(Element data from apps and pages)
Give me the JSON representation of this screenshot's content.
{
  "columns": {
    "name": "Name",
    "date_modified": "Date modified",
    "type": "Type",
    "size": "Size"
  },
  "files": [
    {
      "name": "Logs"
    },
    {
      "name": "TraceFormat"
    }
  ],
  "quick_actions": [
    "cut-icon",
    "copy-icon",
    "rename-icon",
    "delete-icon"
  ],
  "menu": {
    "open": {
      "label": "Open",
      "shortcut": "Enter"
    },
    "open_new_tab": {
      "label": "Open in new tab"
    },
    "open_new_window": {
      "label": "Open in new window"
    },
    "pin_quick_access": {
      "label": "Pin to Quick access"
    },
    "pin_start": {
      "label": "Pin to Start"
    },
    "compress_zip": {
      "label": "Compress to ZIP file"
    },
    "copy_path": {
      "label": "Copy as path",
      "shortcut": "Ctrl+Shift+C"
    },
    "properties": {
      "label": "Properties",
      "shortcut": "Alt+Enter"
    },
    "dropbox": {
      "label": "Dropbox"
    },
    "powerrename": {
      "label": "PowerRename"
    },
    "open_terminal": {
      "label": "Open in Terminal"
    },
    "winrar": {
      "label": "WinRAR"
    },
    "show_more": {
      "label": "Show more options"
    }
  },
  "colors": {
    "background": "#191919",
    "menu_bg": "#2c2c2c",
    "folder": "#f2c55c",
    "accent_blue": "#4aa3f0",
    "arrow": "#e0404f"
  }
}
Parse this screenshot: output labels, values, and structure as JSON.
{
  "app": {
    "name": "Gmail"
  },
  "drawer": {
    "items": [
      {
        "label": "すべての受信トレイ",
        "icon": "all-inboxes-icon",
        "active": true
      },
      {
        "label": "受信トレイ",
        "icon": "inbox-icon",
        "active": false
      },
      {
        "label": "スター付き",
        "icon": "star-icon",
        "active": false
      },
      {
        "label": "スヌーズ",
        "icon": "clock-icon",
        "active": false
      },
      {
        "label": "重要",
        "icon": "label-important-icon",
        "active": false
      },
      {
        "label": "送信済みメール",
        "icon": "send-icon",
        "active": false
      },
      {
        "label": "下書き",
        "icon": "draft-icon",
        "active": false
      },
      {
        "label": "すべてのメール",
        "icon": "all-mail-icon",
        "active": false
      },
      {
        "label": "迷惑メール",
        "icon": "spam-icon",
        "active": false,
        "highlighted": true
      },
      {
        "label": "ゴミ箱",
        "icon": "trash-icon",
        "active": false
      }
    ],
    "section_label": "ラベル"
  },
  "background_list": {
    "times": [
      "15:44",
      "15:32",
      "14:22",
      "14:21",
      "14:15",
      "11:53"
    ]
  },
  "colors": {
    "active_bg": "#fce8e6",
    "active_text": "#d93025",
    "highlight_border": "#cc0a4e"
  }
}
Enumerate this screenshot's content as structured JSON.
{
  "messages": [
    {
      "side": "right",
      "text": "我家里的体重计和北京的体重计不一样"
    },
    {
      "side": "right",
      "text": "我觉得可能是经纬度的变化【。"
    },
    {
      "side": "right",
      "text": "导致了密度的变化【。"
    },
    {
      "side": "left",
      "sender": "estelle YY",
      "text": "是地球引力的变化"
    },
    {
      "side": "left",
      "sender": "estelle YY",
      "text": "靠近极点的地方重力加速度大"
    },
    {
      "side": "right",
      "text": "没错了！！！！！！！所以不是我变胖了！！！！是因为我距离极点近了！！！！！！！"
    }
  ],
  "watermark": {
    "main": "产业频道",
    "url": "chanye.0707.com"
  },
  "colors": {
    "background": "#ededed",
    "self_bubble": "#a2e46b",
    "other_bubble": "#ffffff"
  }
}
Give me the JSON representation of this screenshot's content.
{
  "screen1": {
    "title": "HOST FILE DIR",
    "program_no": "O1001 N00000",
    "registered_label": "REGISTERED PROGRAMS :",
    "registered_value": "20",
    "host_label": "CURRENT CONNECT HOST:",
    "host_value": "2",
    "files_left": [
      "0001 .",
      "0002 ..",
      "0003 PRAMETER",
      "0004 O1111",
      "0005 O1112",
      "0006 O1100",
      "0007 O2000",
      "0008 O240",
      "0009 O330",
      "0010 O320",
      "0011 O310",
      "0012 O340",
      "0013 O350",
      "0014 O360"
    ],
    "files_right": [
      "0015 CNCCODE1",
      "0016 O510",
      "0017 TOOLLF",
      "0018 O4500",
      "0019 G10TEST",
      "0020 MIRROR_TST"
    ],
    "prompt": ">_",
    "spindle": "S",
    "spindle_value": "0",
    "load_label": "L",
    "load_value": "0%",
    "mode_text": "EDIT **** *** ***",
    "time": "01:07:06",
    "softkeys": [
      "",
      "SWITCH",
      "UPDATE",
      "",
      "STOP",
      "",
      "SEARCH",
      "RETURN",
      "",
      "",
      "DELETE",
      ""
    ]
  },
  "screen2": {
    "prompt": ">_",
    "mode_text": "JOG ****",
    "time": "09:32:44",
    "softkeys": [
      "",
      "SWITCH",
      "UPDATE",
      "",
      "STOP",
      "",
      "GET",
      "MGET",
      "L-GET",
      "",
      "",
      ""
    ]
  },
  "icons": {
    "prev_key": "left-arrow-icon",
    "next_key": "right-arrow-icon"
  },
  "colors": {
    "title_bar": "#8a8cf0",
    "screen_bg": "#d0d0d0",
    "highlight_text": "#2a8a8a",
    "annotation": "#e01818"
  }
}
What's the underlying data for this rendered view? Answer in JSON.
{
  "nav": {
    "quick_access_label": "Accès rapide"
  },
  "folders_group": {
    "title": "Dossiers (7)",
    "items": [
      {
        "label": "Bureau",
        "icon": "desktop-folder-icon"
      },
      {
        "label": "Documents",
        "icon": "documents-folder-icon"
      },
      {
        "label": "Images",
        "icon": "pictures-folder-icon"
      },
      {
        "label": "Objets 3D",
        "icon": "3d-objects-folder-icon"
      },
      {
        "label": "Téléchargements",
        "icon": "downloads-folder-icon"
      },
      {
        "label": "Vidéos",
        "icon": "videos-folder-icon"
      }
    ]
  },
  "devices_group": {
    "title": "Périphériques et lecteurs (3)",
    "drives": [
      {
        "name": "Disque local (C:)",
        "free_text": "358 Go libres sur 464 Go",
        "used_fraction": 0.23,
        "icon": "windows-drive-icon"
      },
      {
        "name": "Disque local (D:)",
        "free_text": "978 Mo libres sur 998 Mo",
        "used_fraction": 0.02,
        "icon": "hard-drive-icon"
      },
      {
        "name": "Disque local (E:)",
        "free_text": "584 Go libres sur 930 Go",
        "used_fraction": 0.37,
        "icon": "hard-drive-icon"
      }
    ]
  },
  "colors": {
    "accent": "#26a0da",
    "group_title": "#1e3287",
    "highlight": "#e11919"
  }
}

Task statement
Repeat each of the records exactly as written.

Task output
Give me the JSON representation of this screenshot's content.
{
  "columns": {
    "name": "Name",
    "date_modified": "Date modified",
    "type": "Type",
    "size": "Size"
  },
  "files": [
    {
      "name": "Logs"
    },
    {
      "name": "TraceFormat"
    }
  ],
  "quick_actions": [
    "cut-icon",
    "copy-icon",
    "rename-icon",
    "delete-icon"
  ],
  "menu": {
    "open": {
      "label": "Open",
      "shortcut": "Enter"
    },
    "open_new_tab": {
      "label": "Open in new tab"
    },
    "open_new_window": {
      "label": "Open in new window"
    },
    "pin_quick_access": {
      "label": "Pin to Quick access"
    },
    "pin_start": {
      "label": "Pin to Start"
    },
    "compress_zip": {
      "label": "Compress to ZIP file"
    },
    "copy_path": {
      "label": "Copy as path",
      "shortcut": "Ctrl+Shift+C"
    },
    "properties": {
      "label": "Properties",
      "shortcut": "Alt+Enter"
    },
    "dropbox": {
      "label": "Dropbox"
    },
    "powerrename": {
      "label": "PowerRename"
    },
    "open_terminal": {
      "label": "Open in Terminal"
    },
    "winrar": {
      "label": "WinRAR"
    },
    "show_more": {
      "label": "Show more options"
    }
  },
  "colors": {
    "background": "#191919",
    "menu_bg": "#2c2c2c",
    "folder": "#f2c55c",
    "accent_blue": "#4aa3f0",
    "arrow": "#e0404f"
  }
}
Parse this screenshot: output labels, values, and structure as JSON.
{
  "app": {
    "name": "Gmail"
  },
  "drawer": {
    "items": [
      {
        "label": "すべての受信トレイ",
        "icon": "all-inboxes-icon",
        "active": true
      },
      {
        "label": "受信トレイ",
        "icon": "inbox-icon",
        "active": false
      },
      {
        "label": "スター付き",
        "icon": "star-icon",
        "active": false
      },
      {
        "label": "スヌーズ",
        "icon": "clock-icon",
        "active": false
      },
      {
        "label": "重要",
        "icon": "label-important-icon",
        "active": false
      },
      {
        "label": "送信済みメール",
        "icon": "send-icon",
        "active": false
      },
      {
        "label": "下書き",
        "icon": "draft-icon",
        "active": false
      },
      {
        "label": "すべてのメール",
        "icon": "all-mail-icon",
        "active": false
      },
      {
        "label": "迷惑メール",
        "icon": "spam-icon",
        "active": false,
        "highlighted": true
      },
      {
        "label": "ゴミ箱",
        "icon": "trash-icon",
        "active": false
      }
    ],
    "section_label": "ラベル"
  },
  "background_list": {
    "times": [
      "15:44",
      "15:32",
      "14:22",
      "14:21",
      "14:15",
      "11:53"
    ]
  },
  "colors": {
    "active_bg": "#fce8e6",
    "active_text": "#d93025",
    "highlight_border": "#cc0a4e"
  }
}
Enumerate this screenshot's content as structured JSON.
{
  "messages": [
    {
      "side": "right",
      "text": "我家里的体重计和北京的体重计不一样"
    },
    {
      "side": "right",
      "text": "我觉得可能是经纬度的变化【。"
    },
    {
      "side": "right",
      "text": "导致了密度的变化【。"
    },
    {
      "side": "left",
      "sender": "estelle YY",
      "text": "是地球引力的变化"
    },
    {
      "side": "left",
      "sender": "estelle YY",
      "text": "靠近极点的地方重力加速度大"
    },
    {
      "side": "right",
      "text": "没错了！！！！！！！所以不是我变胖了！！！！是因为我距离极点近了！！！！！！！"
    }
  ],
  "watermark": {
    "main": "产业频道",
    "url": "chanye.0707.com"
  },
  "colors": {
    "background": "#ededed",
    "self_bubble": "#a2e46b",
    "other_bubble": "#ffffff"
  }
}
Give me the JSON representation of this screenshot's content.
{
  "screen1": {
    "title": "HOST FILE DIR",
    "program_no": "O1001 N00000",
    "registered_label": "REGISTERED PROGRAMS :",
    "registered_value": "20",
    "host_label": "CURRENT CONNECT HOST:",
    "host_value": "2",
    "files_left": [
      "0001 .",
      "0002 ..",
      "0003 PRAMETER",
      "0004 O1111",
      "0005 O1112",
      "0006 O1100",
      "0007 O2000",
      "0008 O240",
      "0009 O330",
      "0010 O320",
      "0011 O310",
      "0012 O340",
      "0013 O350",
      "0014 O360"
    ],
    "files_right": [
      "0015 CNCCODE1",
      "0016 O510",
      "0017 TOOLLF",
      "0018 O4500",
      "0019 G10TEST",
      "0020 MIRROR_TST"
    ],
    "prompt": ">_",
    "spindle": "S",
    "spindle_value": "0",
    "load_label": "L",
    "load_value": "0%",
    "mode_text": "EDIT **** *** ***",
    "time": "01:07:06",
    "softkeys": [
      "",
      "SWITCH",
      "UPDATE",
      "",
      "STOP",
      "",
      "SEARCH",
      "RETURN",
      "",
      "",
      "DELETE",
      ""
    ]
  },
  "screen2": {
    "prompt": ">_",
    "mode_text": "JOG ****",
    "time": "09:32:44",
    "softkeys": [
      "",
      "SWITCH",
      "UPDATE",
      "",
      "STOP",
      "",
      "GET",
      "MGET",
      "L-GET",
      "",
      "",
      ""
    ]
  },
  "icons": {
    "prev_key": "left-arrow-icon",
    "next_key": "right-arrow-icon"
  },
  "colors": {
    "title_bar": "#8a8cf0",
    "screen_bg": "#d0d0d0",
    "highlight_text": "#2a8a8a",
    "annotation": "#e01818"
  }
}
What's the underlying data for this rendered view? Answer in JSON.
{
  "nav": {
    "quick_access_label": "Accès rapide"
  },
  "folders_group": {
    "title": "Dossiers (7)",
    "items": [
      {
        "label": "Bureau",
        "icon": "desktop-folder-icon"
      },
      {
        "label": "Documents",
        "icon": "documents-folder-icon"
      },
      {
        "label": "Images",
        "icon": "pictures-folder-icon"
      },
      {
        "label": "Objets 3D",
        "icon": "3d-objects-folder-icon"
      },
      {
        "label": "Téléchargements",
        "icon": "downloads-folder-icon"
      },
      {
        "label": "Vidéos",
        "icon": "videos-folder-icon"
      }
    ]
  },
  "devices_group": {
    "title": "Périphériques et lecteurs (3)",
    "drives": [
      {
        "name": "Disque local (C:)",
        "free_text": "358 Go libres sur 464 Go",
        "used_fraction": 0.23,
        "icon": "windows-drive-icon"
      },
      {
        "name": "Disque local (D:)",
        "free_text": "978 Mo libres sur 998 Mo",
        "used_fraction": 0.02,
        "icon": "hard-drive-icon"
      },
      {
        "name": "Disque local (E:)",
        "free_text": "584 Go libres sur 930 Go",
        "used_fraction": 0.37,
        "icon": "hard-drive-icon"
      }
    ]
  },
  "colors": {
    "accent": "#26a0da",
    "group_title": "#1e3287",
    "highlight": "#e11919"
  }
}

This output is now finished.